Uber hopes the domino effect of these countries will show bigger European countries what can be done to get out of a “regulatory deadlock,” Gore-Coty goes on.

Ubers second coming

The liberalization wave means Uber has been offered a second chance to conquer the European market.

The ride-hailing company, and more specifically its peer-to-peer ride-sharing product UberPOP, have been banned in several of the Continents countries. But many, including Norway, Finland, Romania and Slovakia, have since overturned their bans.

As Uber takes a more collaborative approach to European authorities and regulators, its changing its modus operandi.

No longer limited to connecting people to cars, it now offers a broader array of services, such as food delivery, electric bikes and connecting people with public transport options.
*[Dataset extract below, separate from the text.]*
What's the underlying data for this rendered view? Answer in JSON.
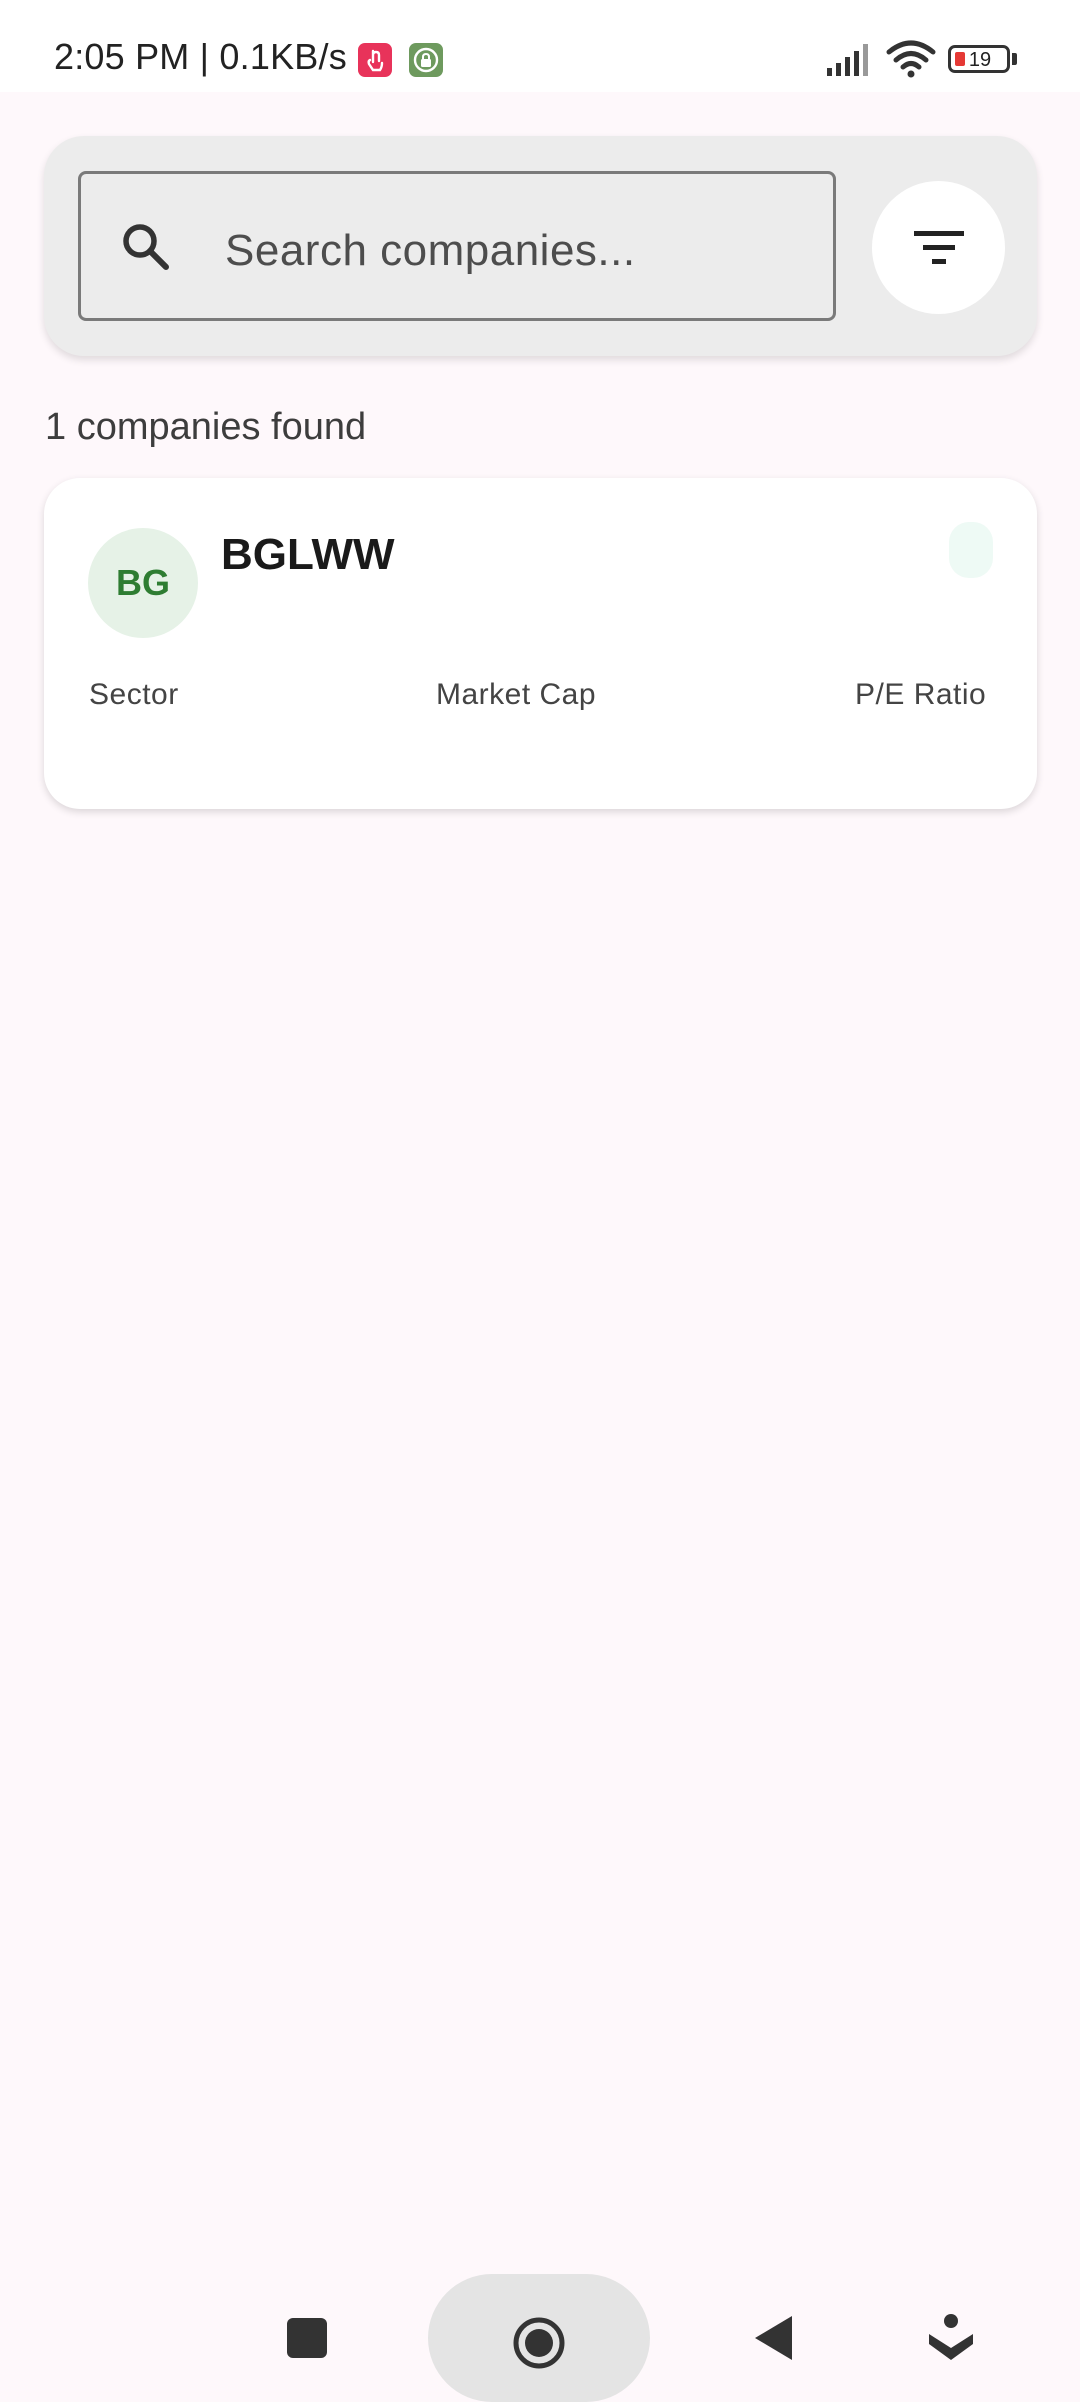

The diversified approach is helping Uber back into markets that were previously closed.

Governments in even in the most “forward-looking regimes” have started questioning whether their aggressive overhauls of taxi laws were worth it.

“Moving from being focused around helping you get a car to being focused around how do I help you move from A to B in the most efficient way, and how do I do that in a way that addresses the citys top concerns, have absolutely allowed us to get into a lot of countries where, frankly, we were facing closed doors before,” Gore-Coty said.

Uber is hoping this strategy will translate to trickier big markets, such as Spain, Italy and Germany, where the company announced a relaunch of its service in 2016 after a false start. France and the U.K. are some of Ubers largest markets globally, and Germany and Spain are among Ubers fastest-growing markets.

Uber is courting policymakers with its pitch for improving mobility in rural areas.

“The easier you make it for anyone to become an Uber driver, the more we are able to provide good-quality service in rural areas and less-densely populated arRead More – Source